■ Your objective
Write out the data word for word, taking care that no picture is carried over.
━━━━━━━━━━
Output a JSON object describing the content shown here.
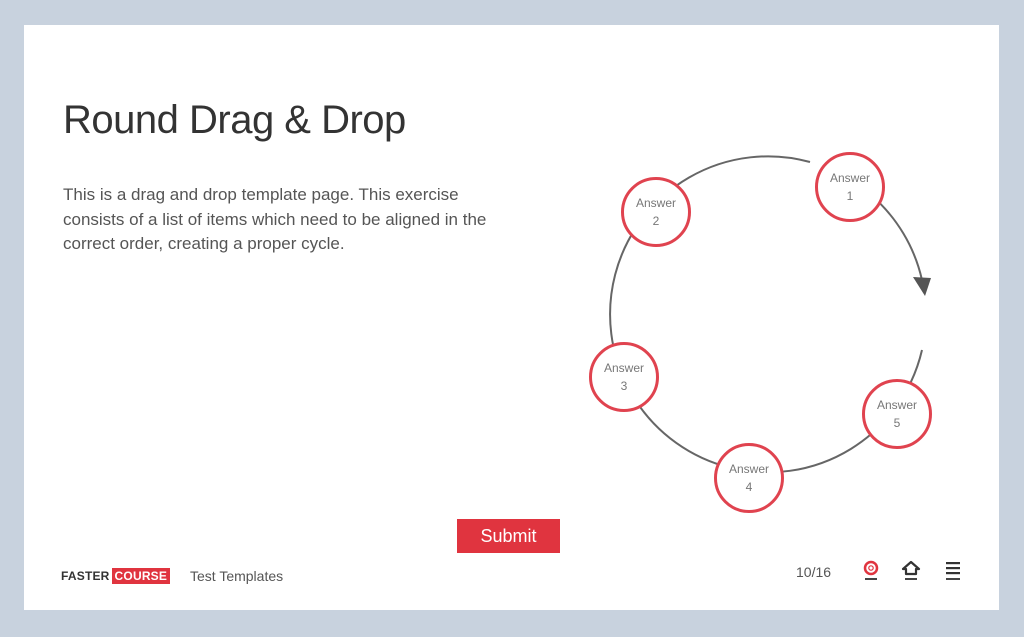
{
  "title": "Round Drag & Drop",
  "description": "This is a drag and drop template page. This exercise consists of a list of items which need to be aligned in the correct order, creating a proper cycle.",
  "answers": [
    {
      "label": "Answer",
      "number": "1"
    },
    {
      "label": "Answer",
      "number": "2"
    },
    {
      "label": "Answer",
      "number": "3"
    },
    {
      "label": "Answer",
      "number": "4"
    },
    {
      "label": "Answer",
      "number": "5"
    }
  ],
  "submit_label": "Submit",
  "footer": {
    "logo_part1": "FASTER",
    "logo_part2": "COURSE",
    "course_name": "Test Templates",
    "page_counter": "10/16",
    "icons": [
      "lifebuoy-icon",
      "home-icon",
      "menu-icon"
    ]
  },
  "colors": {
    "accent": "#e0343f",
    "background": "#c8d2de",
    "card": "#ffffff",
    "cycle_line": "#666666"
  }
}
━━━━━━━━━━
■ The answer
Output a JSON object describing the content shown here.
{
  "title": "Round Drag & Drop",
  "description": "This is a drag and drop template page. This exercise consists of a list of items which need to be aligned in the correct order, creating a proper cycle.",
  "answers": [
    {
      "label": "Answer",
      "number": "1"
    },
    {
      "label": "Answer",
      "number": "2"
    },
    {
      "label": "Answer",
      "number": "3"
    },
    {
      "label": "Answer",
      "number": "4"
    },
    {
      "label": "Answer",
      "number": "5"
    }
  ],
  "submit_label": "Submit",
  "footer": {
    "logo_part1": "FASTER",
    "logo_part2": "COURSE",
    "course_name": "Test Templates",
    "page_counter": "10/16",
    "icons": [
      "lifebuoy-icon",
      "home-icon",
      "menu-icon"
    ]
  },
  "colors": {
    "accent": "#e0343f",
    "background": "#c8d2de",
    "card": "#ffffff",
    "cycle_line": "#666666"
  }
}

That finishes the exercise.